There’s a lot to be said for having only dogs and not human children, but Gentle Reader, I am not the person to crow over someone else’s choice, the same as I ask people not the crow over theirs.  Children are not right for me and DH.  Enough said.  We decided not to have children or adopt *at this moment in our lives* because it’s the right thing to do.

But also, I don’t know if I would be a good mother.  I have so much anxiety that I worry it would affect any child I had.  My dogs sense it, when I’m suffering under severe panic attacks.  They freak out when I’m in a doorway, wringing my hands.  I can only imagine what that would do to a child.

Also, I would have to go off my medication to have a baby, and I don’t think that’s healthy for me, my marriage, or my mental health.  We considered adoption–I myself am adopted, so I certainly am in love with the idea for anyone–but we just don’t think children are right *for us*.

That doesn’t mean I don’t like children.  Reader, I do, very much.  But someone else’s kids.  I’m a great Aunt, godmother, Nanny, friend of the family, Ms. Amy, you name it, that’s what I am.  I’m good with other people’s kids (so I’ve been told).  But living child-free is what is comfortable for me now, for us now.

Society has put pressure on me since birth to have children.  I was told by a doctor when I was 11 that I had great “childbearing hips.”  As soon as we were married, people began asking me when we were going to have a baby.  And when I said I wanted to focus on my career, said people would say, “Ooohhh…” which I knew meant, “Oh, you’re one of THOSE FEMINISTS.”

Yes.  Feminism gave me the right to have a baby, or not have a baby.  To work, or to stay home with my children.  I respect female CEOs and Stay-At-Home Moms.  Because feminism gave us the right to choose, and I respect other’s choices, regardless if it’s the choice for me.



4 thoughts on “Living Child-Free”

  1. I completely agree with anyone’s choices in regard to having children. Not being a Mom or Dad does not mean you don’t have a lot of love to give to relations, friends, pets ( which can be our children), but I wonder what prompted this post? Do you experience direct pressure from friends and family? Such as, ” you would be such great parents.” Or is it more that society see a traditional family as being the 2 parents and 2.5 kids? I seem to remember seeing other posts from you on this subject, so I thought I would just throw it out there.
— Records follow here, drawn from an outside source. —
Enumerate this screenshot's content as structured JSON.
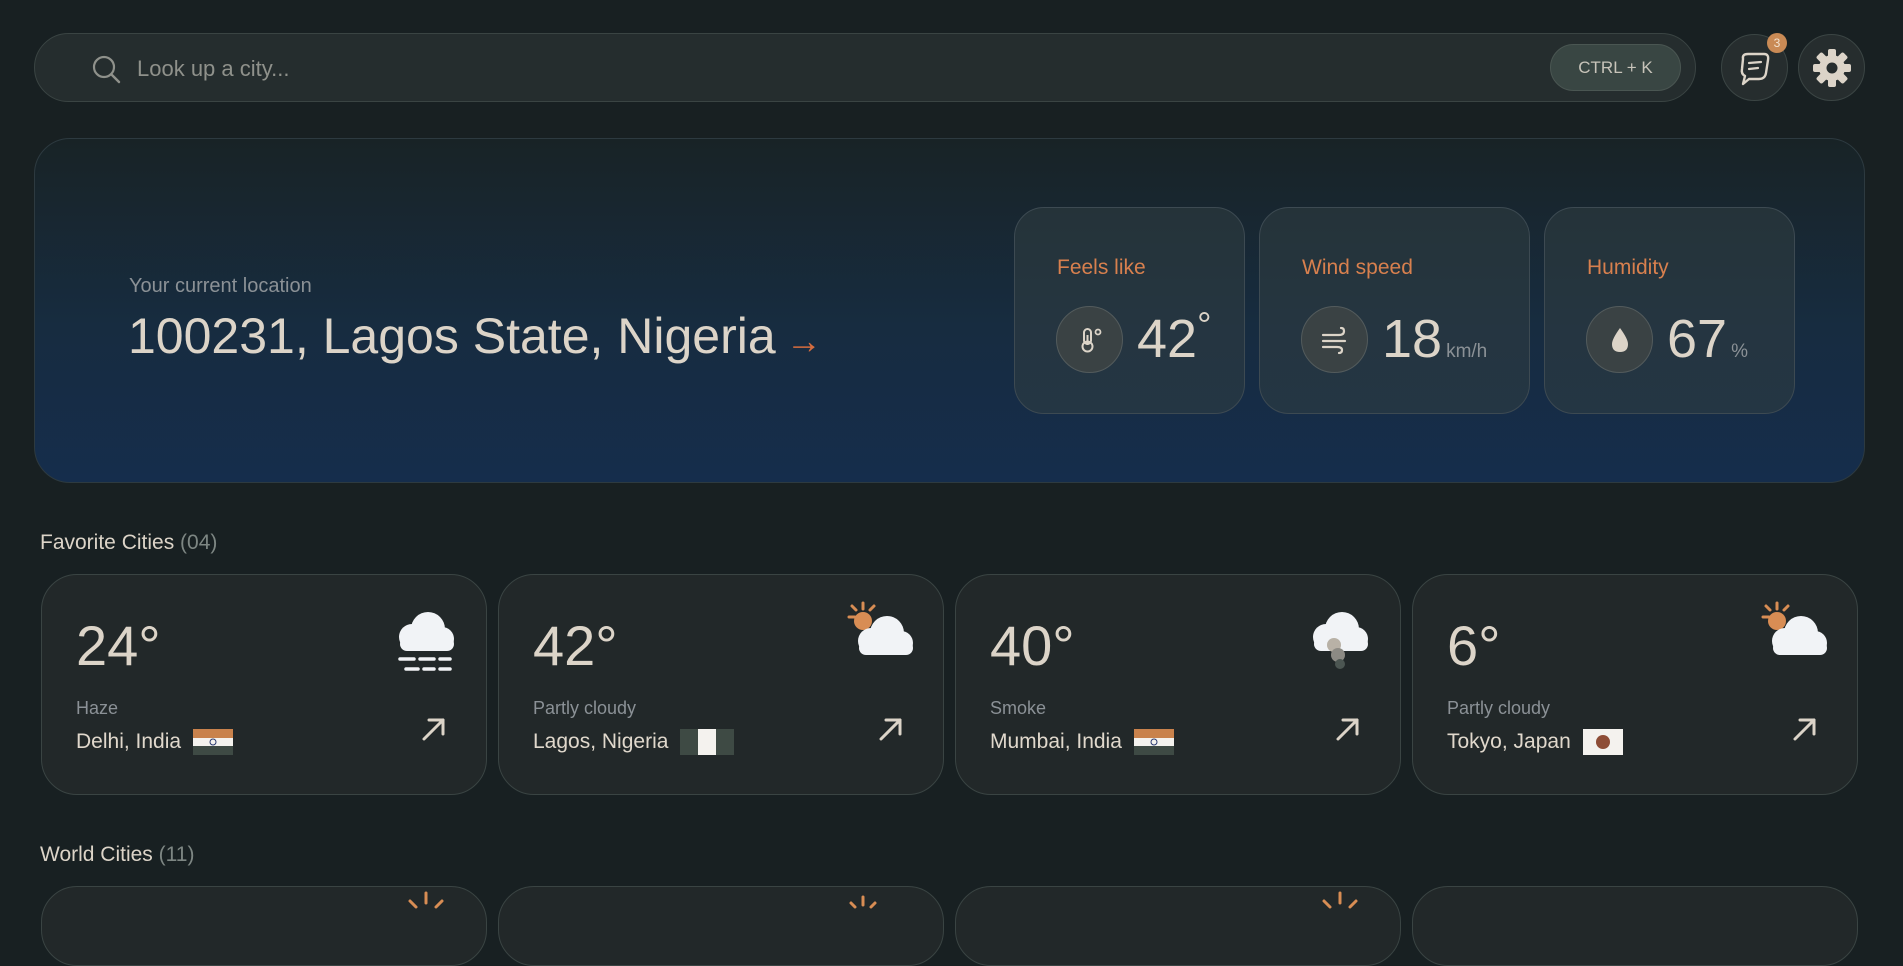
{
  "search": {
    "placeholder": "Look up a city...",
    "shortcut": "CTRL + K"
  },
  "header": {
    "notifications_count": "3"
  },
  "current": {
    "label": "Your current location",
    "location": "100231, Lagos State, Nigeria",
    "arrow": "→",
    "feels_like": {
      "label": "Feels like",
      "value": "42",
      "unit": "°"
    },
    "wind": {
      "label": "Wind speed",
      "value": "18",
      "unit": "km/h"
    },
    "humidity": {
      "label": "Humidity",
      "value": "67",
      "unit": "%"
    }
  },
  "favorites": {
    "title": "Favorite Cities",
    "count": "(04)",
    "cards": [
      {
        "temp": "24°",
        "condition": "Haze",
        "city": "Delhi, India",
        "icon": "haze-icon"
      },
      {
        "temp": "42°",
        "condition": "Partly cloudy",
        "city": "Lagos, Nigeria",
        "icon": "partly-cloudy-icon"
      },
      {
        "temp": "40°",
        "condition": "Smoke",
        "city": "Mumbai, India",
        "icon": "smoke-icon"
      },
      {
        "temp": "6°",
        "condition": "Partly cloudy",
        "city": "Tokyo, Japan",
        "icon": "partly-cloudy-icon"
      }
    ]
  },
  "world": {
    "title": "World Cities",
    "count": "(11)"
  },
  "colors": {
    "background": "#182022",
    "accent": "#d8804e",
    "hero_bottom": "#152d4c"
  }
}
  2. I love everything about this post. I’ve been trying to get mental healthy since I was very young. I knew from the time I was 18, 100%, that I did not want to bear and raise children. It’s gotten more firm, if that’s possible, as I’ve passed through my 20s. When I tell people that B and I aren’t having kids, they either tell me I will change my mind or ask if they’re sure he’s OK with it.
    As I’ve gotten older my issues have shifted and even more now, I know that having a child worked be detrimental to my health both mental and physical. It’s the former that people never think about. They just think a woman grows a life and that’s it. But it changes your brain chemistry, and it changes your being. That’s not safe for everyone. Even if I make it through the pregnancy, could I make it through the child’s life? It’s a terrifying thought that I shouldn’t have to think about or explain because society shoves motherhood down our throats.

    1. It’s true that society rarely thinks about, or cares about, the body that births the baby. Why else would it be so up in arms about breastfeeding, for example, if the maternal body wasn’t “gross” to it in some way.
      I think of Kristeva’s Abject, the maternal body always, when I think of this.
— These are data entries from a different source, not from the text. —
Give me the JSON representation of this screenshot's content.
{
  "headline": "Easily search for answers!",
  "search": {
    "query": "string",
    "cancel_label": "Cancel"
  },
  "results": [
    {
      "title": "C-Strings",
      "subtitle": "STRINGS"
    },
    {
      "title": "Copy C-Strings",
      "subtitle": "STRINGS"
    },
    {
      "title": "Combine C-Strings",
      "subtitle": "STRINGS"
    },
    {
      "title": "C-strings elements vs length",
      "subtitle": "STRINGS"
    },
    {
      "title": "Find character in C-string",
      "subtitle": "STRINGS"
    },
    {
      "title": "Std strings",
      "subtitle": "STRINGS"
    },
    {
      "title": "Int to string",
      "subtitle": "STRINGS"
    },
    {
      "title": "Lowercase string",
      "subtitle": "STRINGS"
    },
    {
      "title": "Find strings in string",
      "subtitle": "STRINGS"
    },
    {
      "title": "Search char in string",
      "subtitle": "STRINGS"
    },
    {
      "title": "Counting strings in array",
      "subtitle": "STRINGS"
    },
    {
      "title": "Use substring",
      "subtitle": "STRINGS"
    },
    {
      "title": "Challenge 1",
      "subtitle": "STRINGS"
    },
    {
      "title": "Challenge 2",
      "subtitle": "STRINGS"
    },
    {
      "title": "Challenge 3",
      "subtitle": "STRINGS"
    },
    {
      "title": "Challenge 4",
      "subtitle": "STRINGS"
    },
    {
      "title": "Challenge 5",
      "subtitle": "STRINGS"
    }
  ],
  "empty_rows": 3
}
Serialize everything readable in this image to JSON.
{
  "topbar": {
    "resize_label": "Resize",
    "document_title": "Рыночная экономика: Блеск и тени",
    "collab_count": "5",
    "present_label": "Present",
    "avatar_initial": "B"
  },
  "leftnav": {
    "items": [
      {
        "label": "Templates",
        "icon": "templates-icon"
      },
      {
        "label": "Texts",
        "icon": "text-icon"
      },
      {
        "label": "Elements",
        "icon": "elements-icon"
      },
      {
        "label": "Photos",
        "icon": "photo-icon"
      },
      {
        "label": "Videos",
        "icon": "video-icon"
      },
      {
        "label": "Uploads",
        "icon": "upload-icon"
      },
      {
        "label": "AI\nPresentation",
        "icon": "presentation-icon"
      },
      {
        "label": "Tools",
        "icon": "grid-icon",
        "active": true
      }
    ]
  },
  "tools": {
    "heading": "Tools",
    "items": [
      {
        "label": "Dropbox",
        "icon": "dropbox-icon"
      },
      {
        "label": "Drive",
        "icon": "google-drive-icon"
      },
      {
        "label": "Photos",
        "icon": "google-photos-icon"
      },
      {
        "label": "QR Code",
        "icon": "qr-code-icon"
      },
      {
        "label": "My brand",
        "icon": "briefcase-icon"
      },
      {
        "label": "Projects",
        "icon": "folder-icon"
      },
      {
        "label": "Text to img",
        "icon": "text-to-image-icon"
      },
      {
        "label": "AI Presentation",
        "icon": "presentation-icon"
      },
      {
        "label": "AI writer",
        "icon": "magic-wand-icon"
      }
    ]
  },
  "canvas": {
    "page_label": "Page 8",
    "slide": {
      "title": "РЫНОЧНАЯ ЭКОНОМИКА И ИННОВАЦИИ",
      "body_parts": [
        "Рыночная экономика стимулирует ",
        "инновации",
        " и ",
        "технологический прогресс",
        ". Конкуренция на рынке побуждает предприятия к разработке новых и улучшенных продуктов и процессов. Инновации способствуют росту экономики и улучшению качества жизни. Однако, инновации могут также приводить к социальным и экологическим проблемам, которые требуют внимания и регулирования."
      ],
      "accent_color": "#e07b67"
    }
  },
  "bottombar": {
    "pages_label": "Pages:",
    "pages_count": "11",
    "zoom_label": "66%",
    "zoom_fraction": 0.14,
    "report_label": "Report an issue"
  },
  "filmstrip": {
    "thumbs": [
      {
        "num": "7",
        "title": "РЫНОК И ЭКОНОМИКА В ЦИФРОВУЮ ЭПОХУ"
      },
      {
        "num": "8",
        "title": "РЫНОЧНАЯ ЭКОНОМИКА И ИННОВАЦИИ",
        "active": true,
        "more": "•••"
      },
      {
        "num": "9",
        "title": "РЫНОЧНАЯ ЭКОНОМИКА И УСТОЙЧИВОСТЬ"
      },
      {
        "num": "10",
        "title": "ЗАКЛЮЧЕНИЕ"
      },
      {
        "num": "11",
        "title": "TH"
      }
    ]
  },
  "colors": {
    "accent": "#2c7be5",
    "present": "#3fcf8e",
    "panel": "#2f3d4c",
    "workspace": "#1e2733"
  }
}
Leave a Reply

Fill in your details below or click an icon to log in: Logo

You are commenting using your account. Log Out /  Change )

Twitter picture
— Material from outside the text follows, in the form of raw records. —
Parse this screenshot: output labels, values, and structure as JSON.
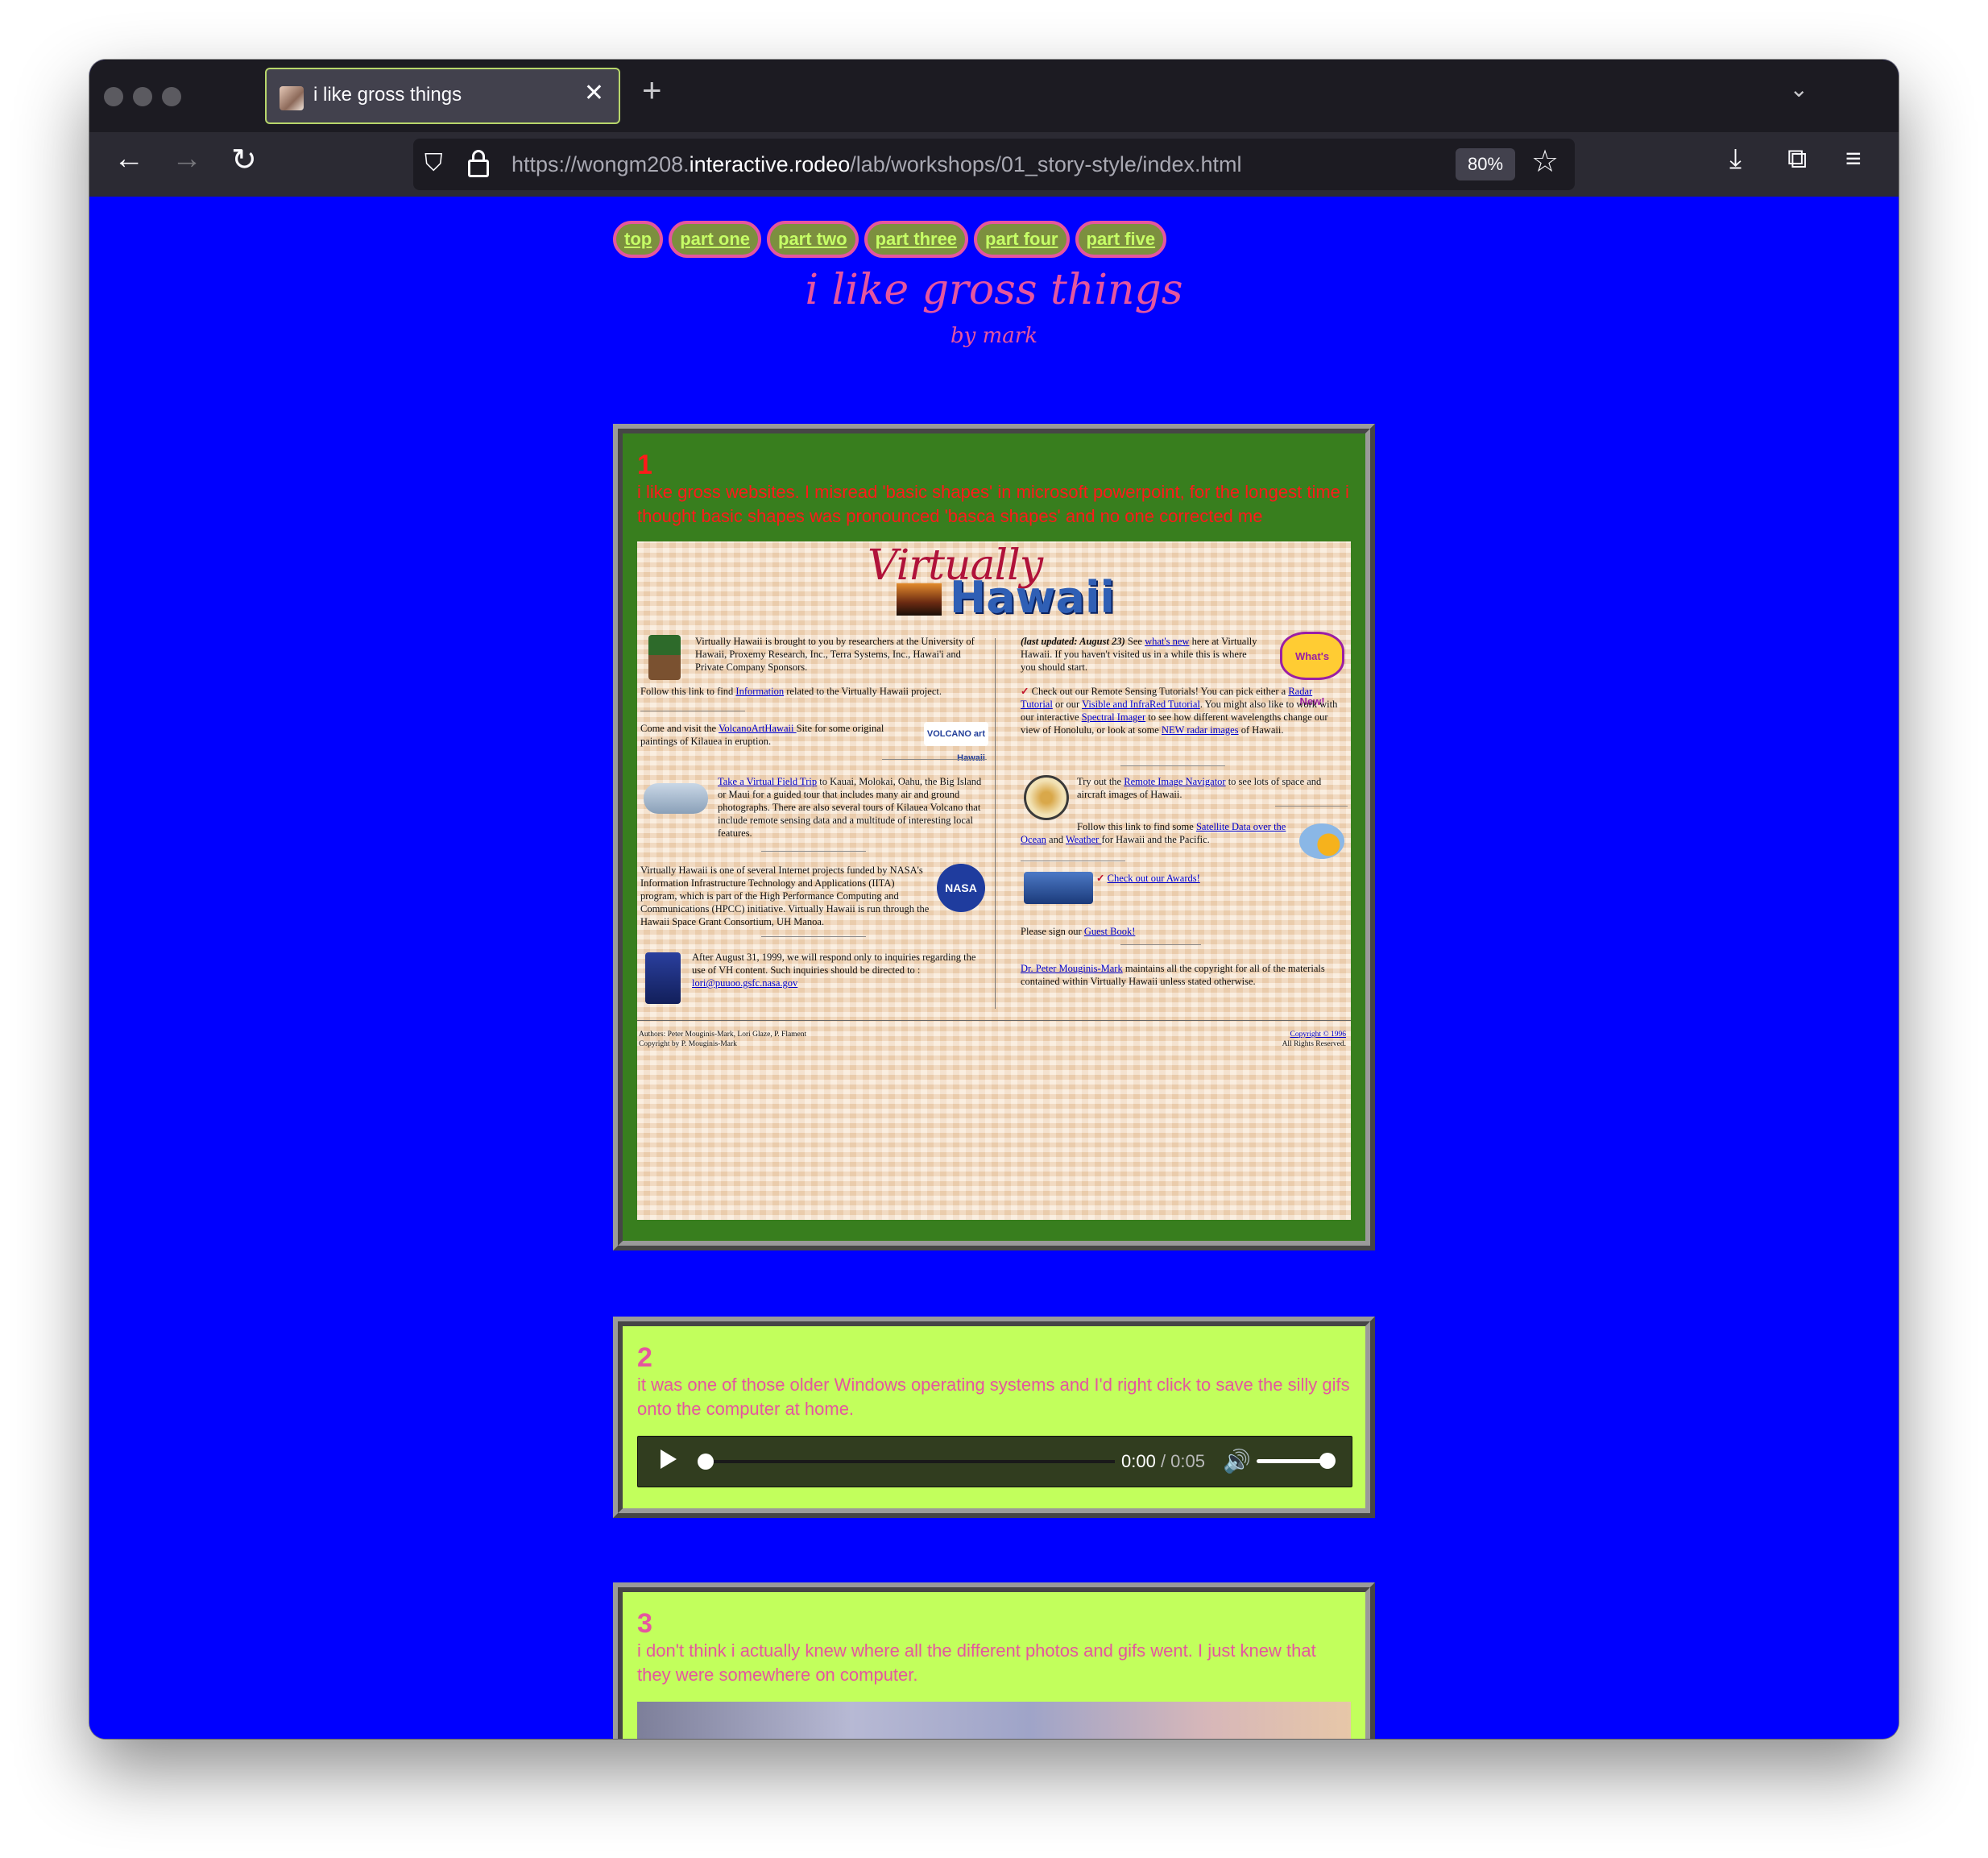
{
  "browser": {
    "tab_title": "i like gross things",
    "tab_close": "✕",
    "new_tab": "+",
    "tab_list": "⌄",
    "url_prefix": "https://wongm208.",
    "url_domain": "interactive.rodeo",
    "url_path": "/lab/workshops/01_story-style/index.html",
    "zoom": "80%",
    "back": "←",
    "forward": "→",
    "reload": "↻",
    "shield": "⛉",
    "star": "☆",
    "download": "⤓",
    "extensions": "⧉",
    "menu": "≡"
  },
  "nav": {
    "items": [
      {
        "label": "top"
      },
      {
        "label": "part one"
      },
      {
        "label": "part two"
      },
      {
        "label": "part three"
      },
      {
        "label": "part four"
      },
      {
        "label": "part five"
      }
    ]
  },
  "header": {
    "title": "i like gross things",
    "byline": "by mark"
  },
  "sections": [
    {
      "number": "1",
      "text": "i like gross websites. I misread 'basic shapes' in microsoft powerpoint, for the longest time i thought basic shapes was pronounced 'basca shapes' and no one corrected me"
    },
    {
      "number": "2",
      "text": "it was one of those older Windows operating systems and I'd right click to save the silly gifs onto the computer at home."
    },
    {
      "number": "3",
      "text": "i don't think i actually knew where all the different photos and gifs went. I just knew that they were somewhere on computer."
    }
  ],
  "audio": {
    "current": "0:00",
    "total": " / 0:05",
    "volume_icon": "🔊",
    "progress": 0,
    "volume": 1.0
  },
  "vh": {
    "title1": "Virtually",
    "title2": "Hawaii",
    "p1": "Virtually Hawaii is brought to you by researchers at the University of Hawaii, Proxemy Research, Inc., Terra Systems, Inc., Hawai'i and Private Company Sponsors.",
    "p2a": "Follow this link to find ",
    "p2link": "Information",
    "p2b": " related to the Virtually Hawaii project.",
    "p3a": "Come and visit the ",
    "p3link": "VolcanoArtHawaii ",
    "p3b": "Site for some original paintings of Kilauea in eruption.",
    "p4link": "Take a Virtual Field Trip",
    "p4b": " to Kauai, Molokai, Oahu, the Big Island or Maui for a guided tour that includes many air and ground photographs. There are also several tours of Kilauea Volcano that include remote sensing data and a multitude of interesting local features.",
    "p5": "Virtually Hawaii is one of several Internet projects funded by NASA's Information Infrastructure Technology and Applications (IITA) program, which is part of the High Performance Computing and Communications (HPCC) initiative. Virtually Hawaii is run through the Hawaii Space Grant Consortium, UH Manoa.",
    "p6": "After August 31, 1999, we will respond only to inquiries regarding the use of VH content. Such inquiries should be directed to :",
    "p6link": "lori@puuoo.gsfc.nasa.gov",
    "r1a": "(last updated: August 23)",
    "r1b": " See ",
    "r1link": "what's new",
    "r1c": " here at Virtually Hawaii. If you haven't visited us in a while this is where you should start.",
    "r2a": "Check out our Remote Sensing Tutorials! You can pick either a ",
    "r2link1": "Radar Tutorial",
    "r2b": " or our ",
    "r2link2": "Visible and InfraRed Tutorial",
    "r2c": ". You might also like to work with our interactive ",
    "r2link3": "Spectral Imager",
    "r2d": " to see how different wavelengths change our view of Honolulu, or look at some ",
    "r2link4": "NEW radar images",
    "r2e": " of Hawaii.",
    "r3a": "Try out the ",
    "r3link": "Remote Image Navigator",
    "r3b": " to see lots of space and aircraft images of Hawaii.",
    "r4a": "Follow this link to find some ",
    "r4link1": "Satellite Data over the Ocean",
    "r4b": " and ",
    "r4link2": "Weather ",
    "r4c": "for Hawaii and the Pacific.",
    "r5link": "Check out our Awards!",
    "r6a": "Please sign our ",
    "r6link": "Guest Book!",
    "r7link": "Dr. Peter Mouginis-Mark",
    "r7b": " maintains all the copyright for all of the materials contained within Virtually Hawaii unless stated otherwise.",
    "foot_left1": "Authors: Peter Mouginis-Mark, Lori Glaze, P. Flament",
    "foot_left2": "Copyright by P. Mouginis-Mark",
    "foot_right1": "Copyright © 1996",
    "foot_right2": "All Rights Reserved.",
    "whats_new_badge": "What's New!",
    "volcano_art_badge": "VOLCANO art Hawaii",
    "nasa_badge": "NASA"
  },
  "colors": {
    "page_bg": "#0000ff",
    "accent_pink": "#e5569f",
    "card1_bg": "#387e1e",
    "card_lime": "#c2ff5c",
    "card1_text": "#ff1a1a"
  }
}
You are commenting using your Twitter account. Log Out /  Change )

Facebook photo

You are commenting using your Facebook account. Log Out /  Change )

Connecting to %s